First published in Rudolph Ackermann, Microcosm of London 3 vols. (1808-9), vol. 1
Montagu House was the first home of the British
Museum. When it was built in 1686, the French style of decoration
was fashionable. The walls of the Great Staircase and the ceiling
above it were painted mainly by Charles de la Fosse (1636-1716).
The painting on the ceiling illustrated a story from Greek
mythology - Phaeton asking for permission to drive the chariot of
The Great Staircase led from the Entrance Hall (which was near the site of the present-day colonnade) to a landing on the first floor. From there visitors walked through the upper rooms, where they could see some of the Museum's collections of manuscripts, medals, antiquities and natural history specimens.
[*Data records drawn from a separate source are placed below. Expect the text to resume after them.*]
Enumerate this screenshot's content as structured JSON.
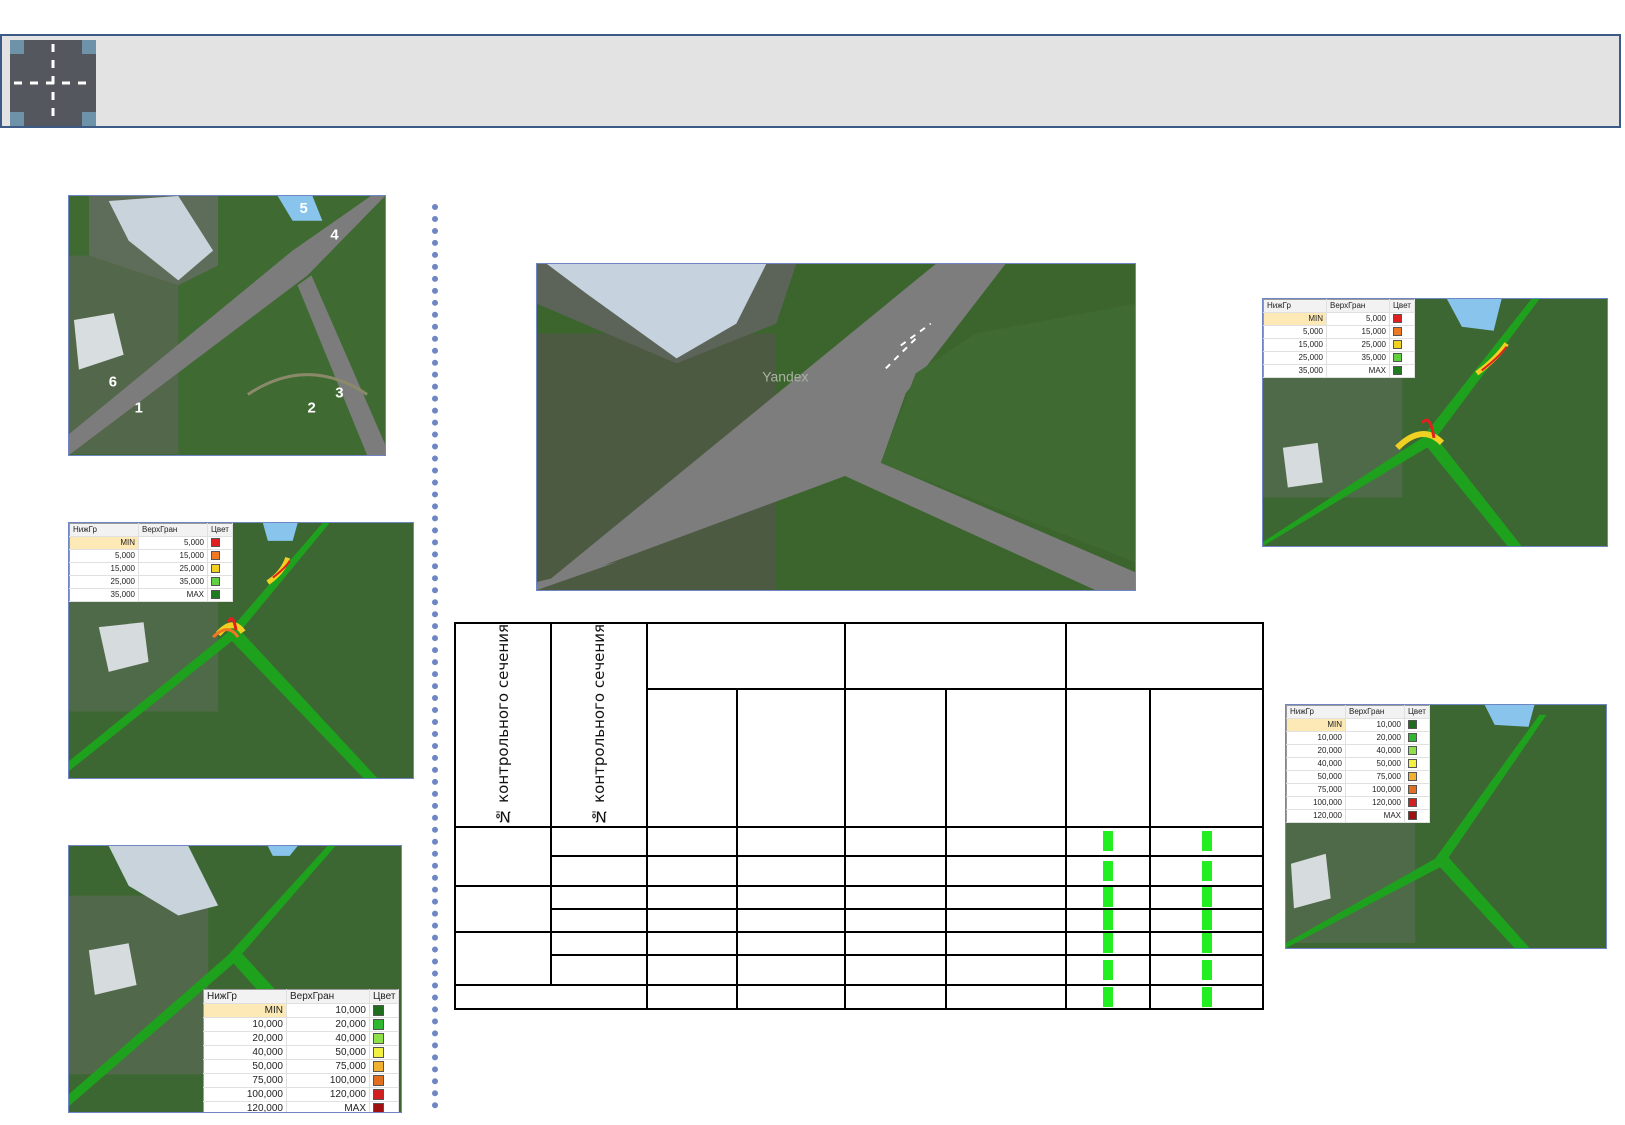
{
  "header": {
    "icon": "road-intersection-icon",
    "title": ""
  },
  "top_left_map": {
    "labels": [
      "1",
      "2",
      "3",
      "4",
      "5",
      "6"
    ]
  },
  "legend_5_class": {
    "columns": [
      "НижГр",
      "ВерхГран",
      "Цвет"
    ],
    "rows": [
      {
        "low": "MIN",
        "high": "5,000",
        "color": "#e02020"
      },
      {
        "low": "5,000",
        "high": "15,000",
        "color": "#f07820"
      },
      {
        "low": "15,000",
        "high": "25,000",
        "color": "#f0d020"
      },
      {
        "low": "25,000",
        "high": "35,000",
        "color": "#60d040"
      },
      {
        "low": "35,000",
        "high": "MAX",
        "color": "#207a20"
      }
    ]
  },
  "legend_8_class": {
    "columns": [
      "НижГр",
      "ВерхГран",
      "Цвет"
    ],
    "rows": [
      {
        "low": "MIN",
        "high": "10,000",
        "color": "#1e6e1e"
      },
      {
        "low": "10,000",
        "high": "20,000",
        "color": "#2fb82f"
      },
      {
        "low": "20,000",
        "high": "40,000",
        "color": "#8ee04a"
      },
      {
        "low": "40,000",
        "high": "50,000",
        "color": "#f2f040"
      },
      {
        "low": "50,000",
        "high": "75,000",
        "color": "#f2b030"
      },
      {
        "low": "75,000",
        "high": "100,000",
        "color": "#e07020"
      },
      {
        "low": "100,000",
        "high": "120,000",
        "color": "#d02020"
      },
      {
        "low": "120,000",
        "high": "MAX",
        "color": "#a01010"
      }
    ]
  },
  "center_map": {
    "watermark": "Yandex"
  },
  "table": {
    "col1_header": "№ контрольного сечения",
    "col2_header": "№ контрольного сечения",
    "mark_color": "#22ee22"
  },
  "colors": {
    "header_border": "#3c5a86",
    "header_bg": "#e3e3e3",
    "divider": "#6f86c4",
    "road_green": "#1fa81f"
  }
}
At that time visitors still had to apply for tickets before they could see the Museum. They then had to go round the building in groups of no more than fifteen, with one of the Under-Librarians as a guide. (The group of people at the foot of the stairs here may be members of a party waiting to begin its tour). However, two years after the date of this picture the Principal Librarian, Joseph Planta, changed the rules. From 1810 onwards visitors did not need tickets, and on Mondays, Wednesdays and Fridays they were free to go round the Museum by themselves. Tuesdays and Thursdays were reserved for 'select companies' - groups who wanted guided tours.
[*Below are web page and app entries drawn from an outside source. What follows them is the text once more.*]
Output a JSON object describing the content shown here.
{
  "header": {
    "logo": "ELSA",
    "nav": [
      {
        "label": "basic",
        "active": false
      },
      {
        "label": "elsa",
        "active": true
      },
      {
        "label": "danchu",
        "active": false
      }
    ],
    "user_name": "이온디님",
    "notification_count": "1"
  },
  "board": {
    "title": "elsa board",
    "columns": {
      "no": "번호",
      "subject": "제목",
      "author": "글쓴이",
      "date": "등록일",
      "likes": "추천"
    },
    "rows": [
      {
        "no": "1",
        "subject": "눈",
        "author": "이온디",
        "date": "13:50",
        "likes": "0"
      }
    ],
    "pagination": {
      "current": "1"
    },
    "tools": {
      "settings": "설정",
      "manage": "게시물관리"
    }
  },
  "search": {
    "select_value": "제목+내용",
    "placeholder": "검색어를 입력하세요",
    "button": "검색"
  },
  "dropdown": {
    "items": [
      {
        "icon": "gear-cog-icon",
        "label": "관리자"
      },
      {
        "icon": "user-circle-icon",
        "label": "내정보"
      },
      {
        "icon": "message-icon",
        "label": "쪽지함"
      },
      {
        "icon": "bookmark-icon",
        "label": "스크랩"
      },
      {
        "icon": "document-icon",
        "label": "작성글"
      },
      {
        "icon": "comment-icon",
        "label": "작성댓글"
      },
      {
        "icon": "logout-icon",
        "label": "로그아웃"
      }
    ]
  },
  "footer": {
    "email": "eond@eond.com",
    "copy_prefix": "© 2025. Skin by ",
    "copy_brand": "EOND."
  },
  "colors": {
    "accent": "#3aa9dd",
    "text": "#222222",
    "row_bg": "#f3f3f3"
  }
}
In this print the architecture was drawn and etched by Augustus Charles Pugin (1762-1832); the figures by Thomas Rowlandson (1757-1827) and the aquatint added by John Bluck (1791-1832).
M. Caygill and C. Date, Building the British Museum (London, The British Museum Press, 1999)